[PROMPT] Look through the listing below for lines containing "skin". State how many there are, and nothing else.

· · ·

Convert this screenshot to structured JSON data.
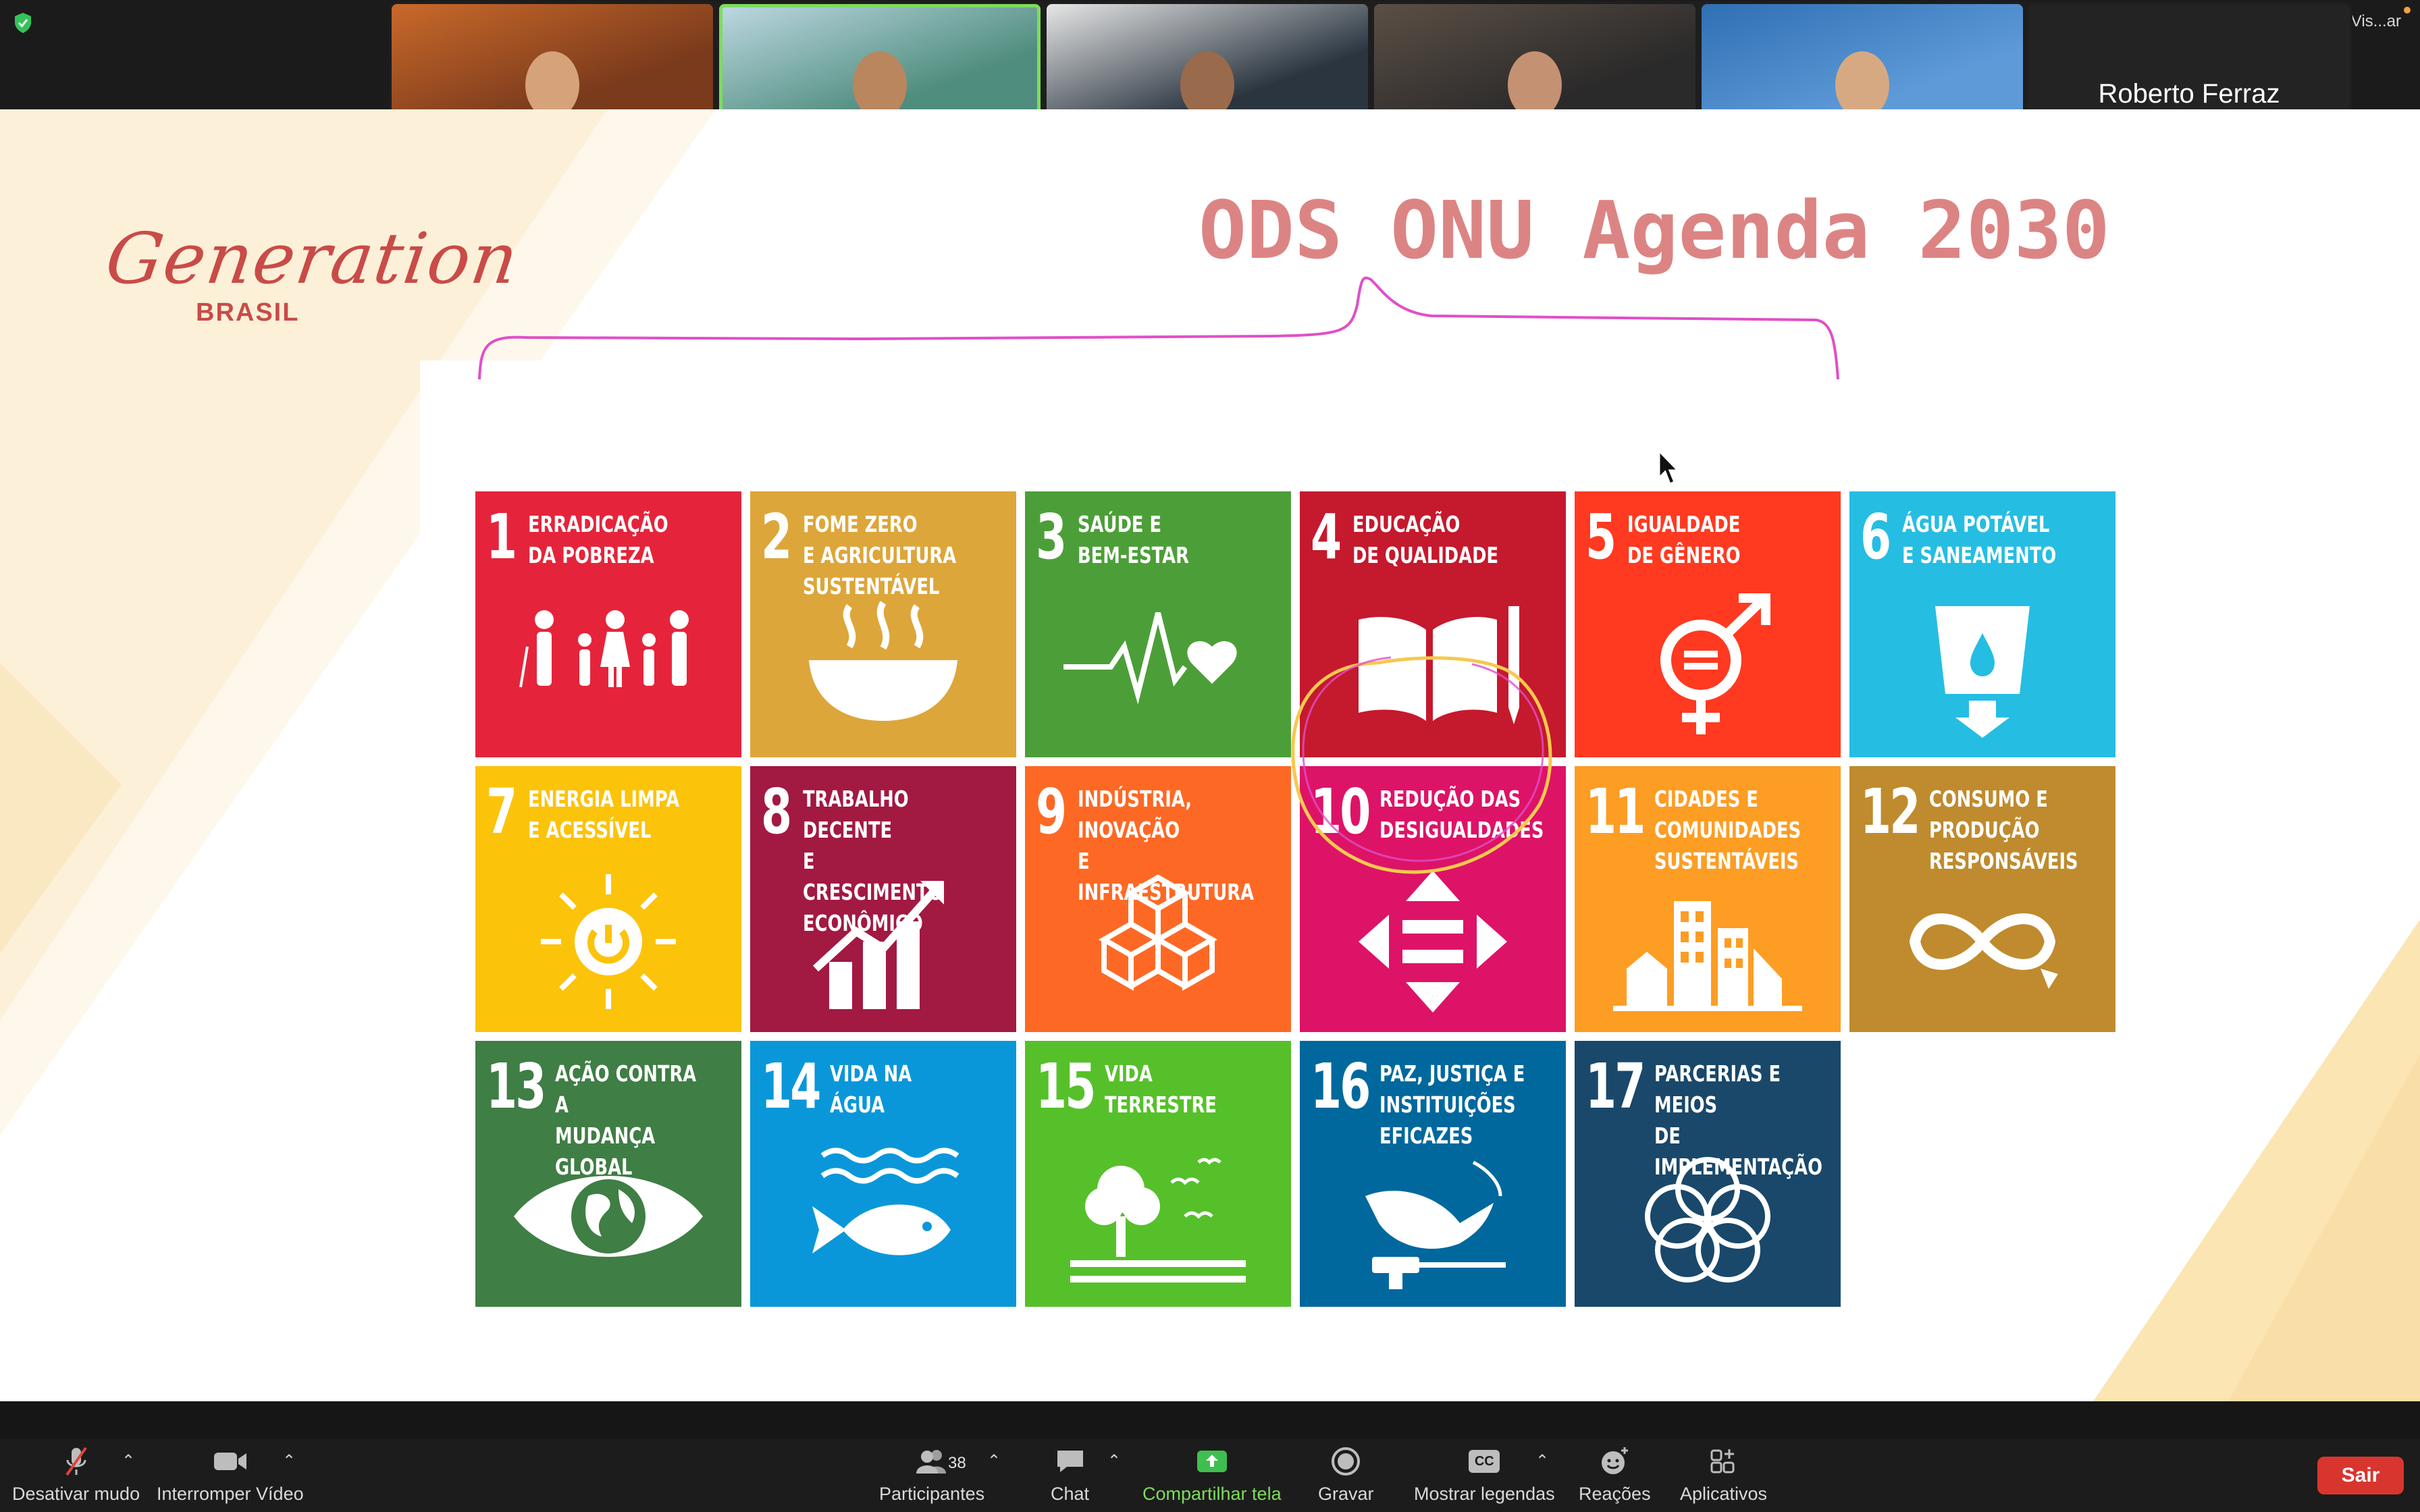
{
  "window": {
    "view_label": "Vis...ar"
  },
  "participants_gallery": [
    {
      "name": "",
      "bg": "#7a3a1c",
      "accent": "#c9692a",
      "skin": "#d6a27a",
      "shirt": "#2d4d7a"
    },
    {
      "name": "",
      "bg": "#4f8d7e",
      "accent": "#bfd9e3",
      "skin": "#b9865e",
      "shirt": "#3b3b3b"
    },
    {
      "name": "",
      "bg": "#2a3540",
      "accent": "#e6e6e6",
      "skin": "#9a6a4c",
      "shirt": "#1f1f1f"
    },
    {
      "name": "",
      "bg": "#2b2a2a",
      "accent": "#5b4f45",
      "skin": "#c49173",
      "shirt": "#2e2e2e"
    },
    {
      "name": "",
      "bg": "#5e9ad8",
      "accent": "#2f6fb3",
      "skin": "#d7a982",
      "shirt": "#222222"
    }
  ],
  "name_tile": "Roberto Ferraz",
  "slide": {
    "logo_word": "Generation",
    "logo_country": "BRASIL",
    "title": "ODS ONU Agenda 2030",
    "sdgs": [
      {
        "num": "1",
        "label": "Erradicação\nda pobreza",
        "color": "#e5243b",
        "icon": "family-icon"
      },
      {
        "num": "2",
        "label": "Fome zero\ne agricultura\nsustentável",
        "color": "#dda63a",
        "icon": "soup-bowl-icon"
      },
      {
        "num": "3",
        "label": "Saúde e\nbem-estar",
        "color": "#4c9f38",
        "icon": "heartbeat-icon"
      },
      {
        "num": "4",
        "label": "Educação\nde qualidade",
        "color": "#c5192d",
        "icon": "book-pencil-icon"
      },
      {
        "num": "5",
        "label": "Igualdade\nde gênero",
        "color": "#ff3a21",
        "icon": "gender-equality-icon"
      },
      {
        "num": "6",
        "label": "Água potável\ne saneamento",
        "color": "#26bde2",
        "icon": "water-glass-icon"
      },
      {
        "num": "7",
        "label": "Energia limpa\ne acessível",
        "color": "#fcc30b",
        "icon": "sun-power-icon"
      },
      {
        "num": "8",
        "label": "Trabalho decente\ne crescimento\neconômico",
        "color": "#a21942",
        "icon": "growth-chart-icon"
      },
      {
        "num": "9",
        "label": "Indústria, inovação\ne infraestrutura",
        "color": "#fd6925",
        "icon": "cubes-icon"
      },
      {
        "num": "10",
        "label": "Redução das\ndesigualdades",
        "color": "#dd1367",
        "icon": "arrows-equal-icon"
      },
      {
        "num": "11",
        "label": "Cidades e\ncomunidades\nsustentáveis",
        "color": "#fd9d24",
        "icon": "city-icon"
      },
      {
        "num": "12",
        "label": "Consumo e\nprodução\nresponsáveis",
        "color": "#bf8b2e",
        "icon": "infinity-icon"
      },
      {
        "num": "13",
        "label": "Ação contra a\nmudança global\ndo clima",
        "color": "#3f7e44",
        "icon": "earth-eye-icon"
      },
      {
        "num": "14",
        "label": "Vida na\nágua",
        "color": "#0a97d9",
        "icon": "fish-waves-icon"
      },
      {
        "num": "15",
        "label": "Vida\nterrestre",
        "color": "#56c02b",
        "icon": "tree-birds-icon"
      },
      {
        "num": "16",
        "label": "Paz, justiça e\ninstituições\neficazes",
        "color": "#00689d",
        "icon": "dove-gavel-icon"
      },
      {
        "num": "17",
        "label": "Parcerias e meios\nde implementação",
        "color": "#19486a",
        "icon": "rings-icon"
      }
    ]
  },
  "toolbar": {
    "mute_label": "Desativar mudo",
    "video_label": "Interromper Vídeo",
    "participants_label": "Participantes",
    "participants_count": "38",
    "chat_label": "Chat",
    "share_label": "Compartilhar tela",
    "record_label": "Gravar",
    "captions_label": "Mostrar legendas",
    "captions_badge": "CC",
    "reactions_label": "Reações",
    "apps_label": "Aplicativos",
    "leave_label": "Sair"
  },
  "colors": {
    "accent_green": "#7ddc5b",
    "leave_red": "#d8352f",
    "title_pink": "#dc8484",
    "annotation_magenta": "#e04fc8",
    "annotation_yellow": "#ffe45a"
  }
}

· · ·

[WRITTEN ANSWER] 5